Please output the listing that follows exactly, but keep all images out.

### PROVIDED ENTRIES
########################################

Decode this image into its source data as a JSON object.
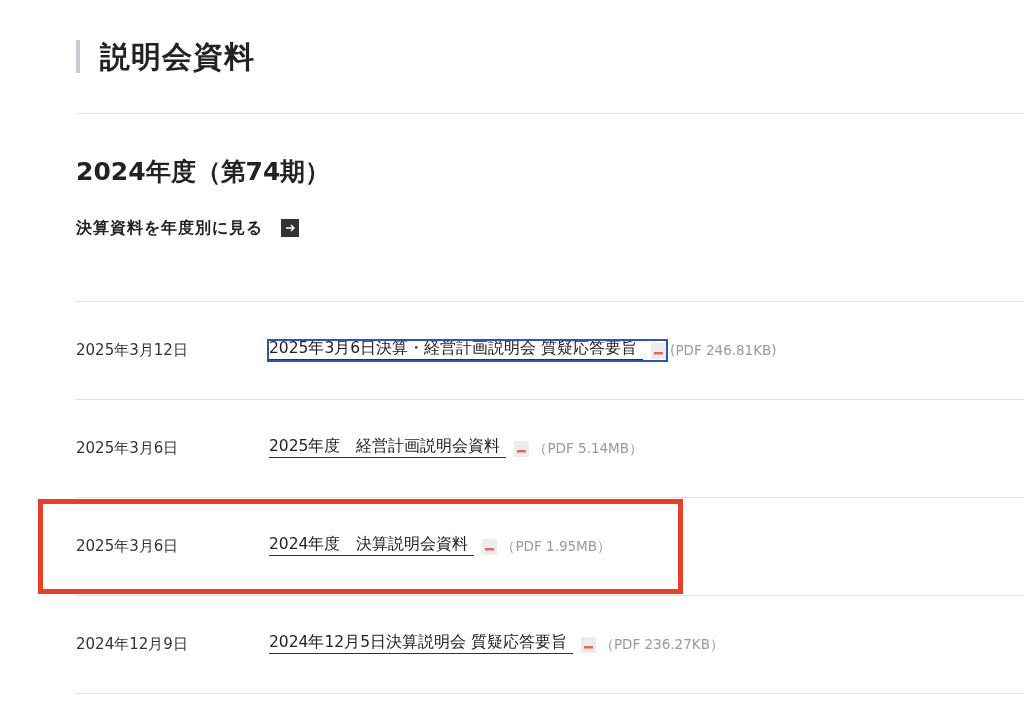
{
  "section_title": "説明会資料",
  "fiscal_year_heading": "2024年度（第74期）",
  "archive_link": {
    "label": "決算資料を年度別に見る"
  },
  "documents": [
    {
      "date": "2025年3月12日",
      "title": "2025年3月6日決算・経営計画説明会 質疑応答要旨",
      "file_info": "(PDF 246.81KB)",
      "focused": true,
      "highlighted": false
    },
    {
      "date": "2025年3月6日",
      "title": "2025年度　経営計画説明会資料",
      "file_info": "（PDF 5.14MB）",
      "focused": false,
      "highlighted": false
    },
    {
      "date": "2025年3月6日",
      "title": "2024年度　決算説明会資料",
      "file_info": "（PDF 1.95MB）",
      "focused": false,
      "highlighted": true
    },
    {
      "date": "2024年12月9日",
      "title": "2024年12月5日決算説明会 質疑応答要旨",
      "file_info": "（PDF 236.27KB）",
      "focused": false,
      "highlighted": false
    }
  ]
}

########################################

### SOLUTION FOR THIS PROBLEM
Decode this image into its source data as a JSON object.
{
  "section_title": "説明会資料",
  "fiscal_year_heading": "2024年度（第74期）",
  "archive_link": {
    "label": "決算資料を年度別に見る"
  },
  "documents": [
    {
      "date": "2025年3月12日",
      "title": "2025年3月6日決算・経営計画説明会 質疑応答要旨",
      "file_info": "(PDF 246.81KB)",
      "focused": true,
      "highlighted": false
    },
    {
      "date": "2025年3月6日",
      "title": "2025年度　経営計画説明会資料",
      "file_info": "（PDF 5.14MB）",
      "focused": false,
      "highlighted": false
    },
    {
      "date": "2025年3月6日",
      "title": "2024年度　決算説明会資料",
      "file_info": "（PDF 1.95MB）",
      "focused": false,
      "highlighted": true
    },
    {
      "date": "2024年12月9日",
      "title": "2024年12月5日決算説明会 質疑応答要旨",
      "file_info": "（PDF 236.27KB）",
      "focused": false,
      "highlighted": false
    }
  ]
}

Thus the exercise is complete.